**What the task asks**
Provide the number of lines below containing the word "data", without any other words.

**Material for this task**
====
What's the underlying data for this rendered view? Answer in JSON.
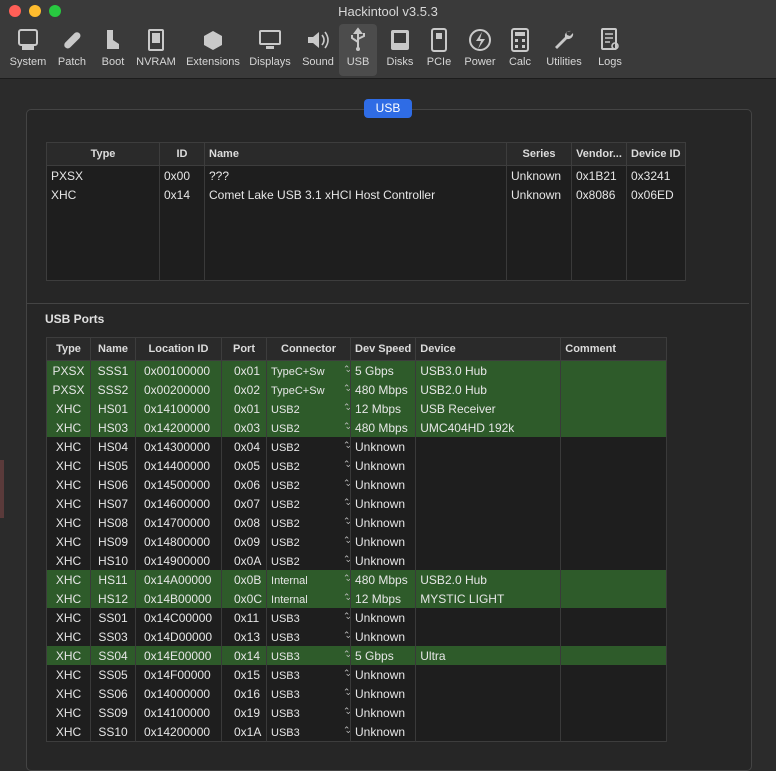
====
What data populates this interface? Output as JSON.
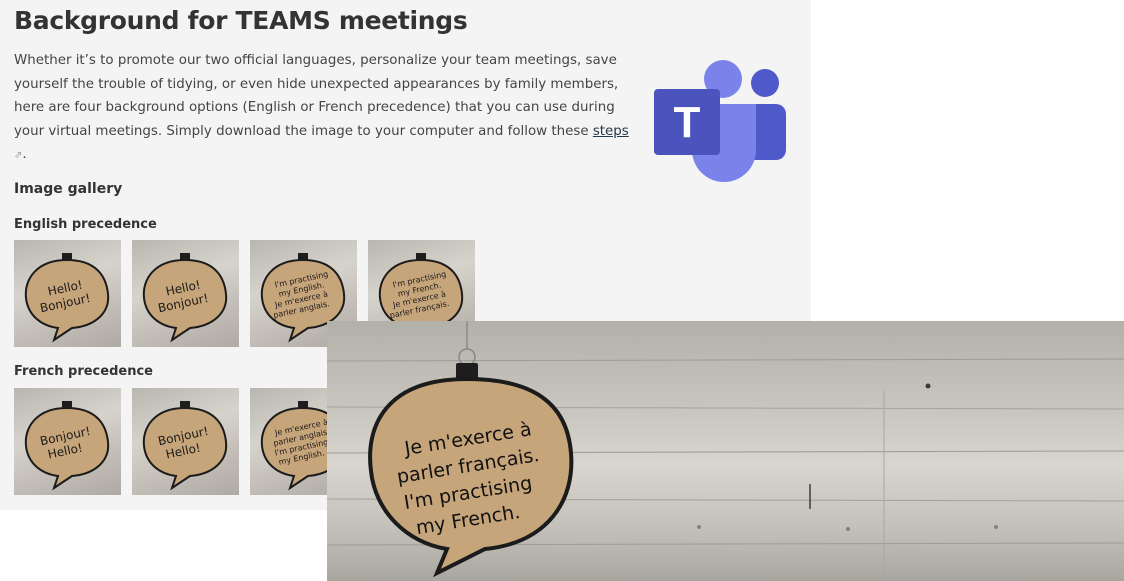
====
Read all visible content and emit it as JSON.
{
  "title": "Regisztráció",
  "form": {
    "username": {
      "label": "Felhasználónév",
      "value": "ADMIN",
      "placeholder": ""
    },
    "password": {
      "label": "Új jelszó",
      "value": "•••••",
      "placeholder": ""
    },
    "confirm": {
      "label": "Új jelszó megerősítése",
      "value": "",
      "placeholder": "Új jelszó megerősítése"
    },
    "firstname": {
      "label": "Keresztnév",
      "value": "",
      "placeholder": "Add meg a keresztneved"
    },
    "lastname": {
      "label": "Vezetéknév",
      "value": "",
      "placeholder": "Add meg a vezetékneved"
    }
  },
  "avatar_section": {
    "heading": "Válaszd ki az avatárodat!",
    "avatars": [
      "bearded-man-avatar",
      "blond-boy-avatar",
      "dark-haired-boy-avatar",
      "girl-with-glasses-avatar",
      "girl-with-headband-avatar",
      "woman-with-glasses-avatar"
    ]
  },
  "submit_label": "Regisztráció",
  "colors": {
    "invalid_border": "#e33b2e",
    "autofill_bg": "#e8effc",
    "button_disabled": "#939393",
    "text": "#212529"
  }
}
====
**Finished task**
2